With the advent of affordable 1080p displays, 8-channel 192 kHz sound systems, and high-definition A/V
sources, consumers are switching to HDMI and digital video interface (DVI) uncompressed digital audio/video (A/V) interfaces en masse. This is because in these interfaces are often the only means to obtaining secure content and to maintaining pristine quality across long signal chains.
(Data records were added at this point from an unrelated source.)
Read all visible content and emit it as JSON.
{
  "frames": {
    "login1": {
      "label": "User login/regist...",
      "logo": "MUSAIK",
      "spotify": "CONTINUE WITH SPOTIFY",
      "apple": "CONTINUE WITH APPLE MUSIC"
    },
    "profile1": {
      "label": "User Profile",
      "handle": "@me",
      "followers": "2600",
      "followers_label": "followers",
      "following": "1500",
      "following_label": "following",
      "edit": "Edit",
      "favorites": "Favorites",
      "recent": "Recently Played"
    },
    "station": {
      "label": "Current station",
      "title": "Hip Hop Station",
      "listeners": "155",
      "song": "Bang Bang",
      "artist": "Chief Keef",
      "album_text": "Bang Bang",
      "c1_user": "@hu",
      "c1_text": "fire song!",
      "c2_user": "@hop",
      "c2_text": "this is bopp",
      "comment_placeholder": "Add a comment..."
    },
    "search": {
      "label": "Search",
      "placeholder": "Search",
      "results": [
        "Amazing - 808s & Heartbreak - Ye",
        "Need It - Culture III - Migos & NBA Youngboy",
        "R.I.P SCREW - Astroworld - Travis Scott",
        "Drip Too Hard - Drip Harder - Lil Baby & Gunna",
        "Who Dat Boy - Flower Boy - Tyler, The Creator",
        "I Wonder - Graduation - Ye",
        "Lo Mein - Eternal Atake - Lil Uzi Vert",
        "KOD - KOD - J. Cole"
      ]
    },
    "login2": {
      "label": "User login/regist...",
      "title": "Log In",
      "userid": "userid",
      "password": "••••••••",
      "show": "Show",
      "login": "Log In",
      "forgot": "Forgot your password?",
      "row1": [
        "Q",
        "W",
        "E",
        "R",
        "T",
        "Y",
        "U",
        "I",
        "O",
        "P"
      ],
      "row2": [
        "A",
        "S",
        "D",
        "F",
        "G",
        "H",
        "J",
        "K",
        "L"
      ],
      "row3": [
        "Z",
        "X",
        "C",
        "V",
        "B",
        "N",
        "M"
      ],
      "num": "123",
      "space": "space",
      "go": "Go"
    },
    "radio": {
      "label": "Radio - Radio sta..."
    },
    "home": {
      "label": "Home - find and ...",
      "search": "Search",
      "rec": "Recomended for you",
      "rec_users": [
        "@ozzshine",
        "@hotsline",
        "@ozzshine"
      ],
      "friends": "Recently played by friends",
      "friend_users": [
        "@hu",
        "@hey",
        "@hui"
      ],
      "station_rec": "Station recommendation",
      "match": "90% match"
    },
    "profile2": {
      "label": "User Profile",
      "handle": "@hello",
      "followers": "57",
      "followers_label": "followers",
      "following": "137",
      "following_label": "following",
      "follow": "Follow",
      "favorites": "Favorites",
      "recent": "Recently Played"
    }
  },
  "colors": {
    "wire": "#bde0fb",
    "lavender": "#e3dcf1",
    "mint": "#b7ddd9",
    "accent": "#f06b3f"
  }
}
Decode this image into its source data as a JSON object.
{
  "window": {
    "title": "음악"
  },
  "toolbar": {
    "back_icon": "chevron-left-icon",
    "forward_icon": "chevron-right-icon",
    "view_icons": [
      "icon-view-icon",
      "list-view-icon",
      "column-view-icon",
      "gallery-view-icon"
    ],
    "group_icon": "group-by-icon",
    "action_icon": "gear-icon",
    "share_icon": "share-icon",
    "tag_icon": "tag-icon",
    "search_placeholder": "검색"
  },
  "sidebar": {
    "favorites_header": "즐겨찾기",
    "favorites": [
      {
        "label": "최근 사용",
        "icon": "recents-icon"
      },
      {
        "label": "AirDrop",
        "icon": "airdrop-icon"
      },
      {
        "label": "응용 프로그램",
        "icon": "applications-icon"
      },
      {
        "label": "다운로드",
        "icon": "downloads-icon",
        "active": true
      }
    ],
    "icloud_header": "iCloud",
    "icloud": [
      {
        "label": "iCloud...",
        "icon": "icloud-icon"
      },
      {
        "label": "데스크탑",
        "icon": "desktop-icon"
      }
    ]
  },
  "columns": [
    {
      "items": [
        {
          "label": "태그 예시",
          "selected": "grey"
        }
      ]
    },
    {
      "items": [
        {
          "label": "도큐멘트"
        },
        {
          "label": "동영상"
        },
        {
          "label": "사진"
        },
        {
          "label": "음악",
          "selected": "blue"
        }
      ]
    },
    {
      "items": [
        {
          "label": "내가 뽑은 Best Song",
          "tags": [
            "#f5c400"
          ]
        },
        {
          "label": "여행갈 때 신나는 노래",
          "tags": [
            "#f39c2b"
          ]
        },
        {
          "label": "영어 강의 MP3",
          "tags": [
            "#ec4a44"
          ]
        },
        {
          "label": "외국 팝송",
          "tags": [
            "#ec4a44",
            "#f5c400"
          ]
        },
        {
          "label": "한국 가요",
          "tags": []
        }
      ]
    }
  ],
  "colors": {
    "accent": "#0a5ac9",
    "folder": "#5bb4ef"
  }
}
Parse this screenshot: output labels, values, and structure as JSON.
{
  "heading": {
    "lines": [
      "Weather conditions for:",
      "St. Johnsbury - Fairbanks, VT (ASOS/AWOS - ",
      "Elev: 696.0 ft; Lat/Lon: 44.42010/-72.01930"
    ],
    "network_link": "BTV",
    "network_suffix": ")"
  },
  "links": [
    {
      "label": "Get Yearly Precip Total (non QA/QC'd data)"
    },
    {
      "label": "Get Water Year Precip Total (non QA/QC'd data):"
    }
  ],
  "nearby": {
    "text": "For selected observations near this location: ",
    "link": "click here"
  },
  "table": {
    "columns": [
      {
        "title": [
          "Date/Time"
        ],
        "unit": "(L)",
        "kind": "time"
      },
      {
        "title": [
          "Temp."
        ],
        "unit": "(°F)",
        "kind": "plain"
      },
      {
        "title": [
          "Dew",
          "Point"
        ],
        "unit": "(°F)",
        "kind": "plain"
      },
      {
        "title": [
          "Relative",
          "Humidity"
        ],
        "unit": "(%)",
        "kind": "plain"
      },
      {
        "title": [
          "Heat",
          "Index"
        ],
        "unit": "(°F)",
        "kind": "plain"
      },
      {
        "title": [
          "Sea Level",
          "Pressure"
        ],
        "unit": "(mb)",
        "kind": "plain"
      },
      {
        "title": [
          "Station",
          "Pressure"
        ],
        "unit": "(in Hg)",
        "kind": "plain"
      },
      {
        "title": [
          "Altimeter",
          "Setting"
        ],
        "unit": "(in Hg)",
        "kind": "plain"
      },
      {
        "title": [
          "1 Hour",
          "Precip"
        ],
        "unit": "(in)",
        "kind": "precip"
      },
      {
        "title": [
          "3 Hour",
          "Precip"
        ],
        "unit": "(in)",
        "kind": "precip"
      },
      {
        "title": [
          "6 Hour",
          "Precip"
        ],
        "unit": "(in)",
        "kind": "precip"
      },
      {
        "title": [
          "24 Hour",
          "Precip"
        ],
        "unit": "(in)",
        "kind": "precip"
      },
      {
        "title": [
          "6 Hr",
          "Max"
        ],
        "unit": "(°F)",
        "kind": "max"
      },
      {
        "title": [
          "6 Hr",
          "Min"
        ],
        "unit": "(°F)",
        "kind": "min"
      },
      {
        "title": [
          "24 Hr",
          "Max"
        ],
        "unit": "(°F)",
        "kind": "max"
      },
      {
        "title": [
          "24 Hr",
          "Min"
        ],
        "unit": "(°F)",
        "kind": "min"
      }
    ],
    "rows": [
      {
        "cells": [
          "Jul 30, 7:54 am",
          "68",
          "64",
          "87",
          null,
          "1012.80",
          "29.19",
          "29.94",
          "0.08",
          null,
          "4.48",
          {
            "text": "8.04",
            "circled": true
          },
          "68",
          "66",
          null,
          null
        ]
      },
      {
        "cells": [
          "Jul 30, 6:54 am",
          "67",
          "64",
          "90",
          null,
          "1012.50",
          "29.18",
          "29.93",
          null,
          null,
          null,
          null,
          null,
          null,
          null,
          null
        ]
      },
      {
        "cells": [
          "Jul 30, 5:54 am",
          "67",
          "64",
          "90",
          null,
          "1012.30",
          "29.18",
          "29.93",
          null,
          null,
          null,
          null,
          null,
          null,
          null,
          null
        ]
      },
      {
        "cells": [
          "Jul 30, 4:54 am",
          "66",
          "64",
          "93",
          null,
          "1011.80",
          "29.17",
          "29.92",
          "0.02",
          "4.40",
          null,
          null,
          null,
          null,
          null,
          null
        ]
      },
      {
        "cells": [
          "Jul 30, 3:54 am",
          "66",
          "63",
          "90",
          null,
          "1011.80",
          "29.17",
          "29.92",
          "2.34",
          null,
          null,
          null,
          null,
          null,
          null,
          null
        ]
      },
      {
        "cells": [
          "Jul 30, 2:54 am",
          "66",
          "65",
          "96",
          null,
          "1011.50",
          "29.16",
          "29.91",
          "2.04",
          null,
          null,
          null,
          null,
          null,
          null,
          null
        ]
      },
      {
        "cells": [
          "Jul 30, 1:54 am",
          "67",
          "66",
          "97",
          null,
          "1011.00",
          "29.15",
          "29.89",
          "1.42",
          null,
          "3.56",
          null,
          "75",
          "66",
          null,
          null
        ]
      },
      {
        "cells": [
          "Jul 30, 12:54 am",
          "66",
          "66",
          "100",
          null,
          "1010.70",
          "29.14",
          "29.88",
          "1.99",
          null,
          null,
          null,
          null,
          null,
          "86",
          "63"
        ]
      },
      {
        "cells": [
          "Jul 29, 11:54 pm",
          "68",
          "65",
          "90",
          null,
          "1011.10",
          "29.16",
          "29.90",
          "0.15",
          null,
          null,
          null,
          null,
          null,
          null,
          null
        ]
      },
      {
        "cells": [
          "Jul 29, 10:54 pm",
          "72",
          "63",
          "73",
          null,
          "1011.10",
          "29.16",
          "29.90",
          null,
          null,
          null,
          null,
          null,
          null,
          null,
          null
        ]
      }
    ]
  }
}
But there’s a hitch. HDMI and DVI have a companion high-definition content protection (HDCP) system that sometimes leaves authorized consumers in mute, watching a blank screen, blinking video, or snow while being held hostage by a bug known as the “HDCP handshake problem.” This paper reviews the key issues surrounding this problem and introduces some rules and tools to help keep your HDMI and DVI design out of trouble.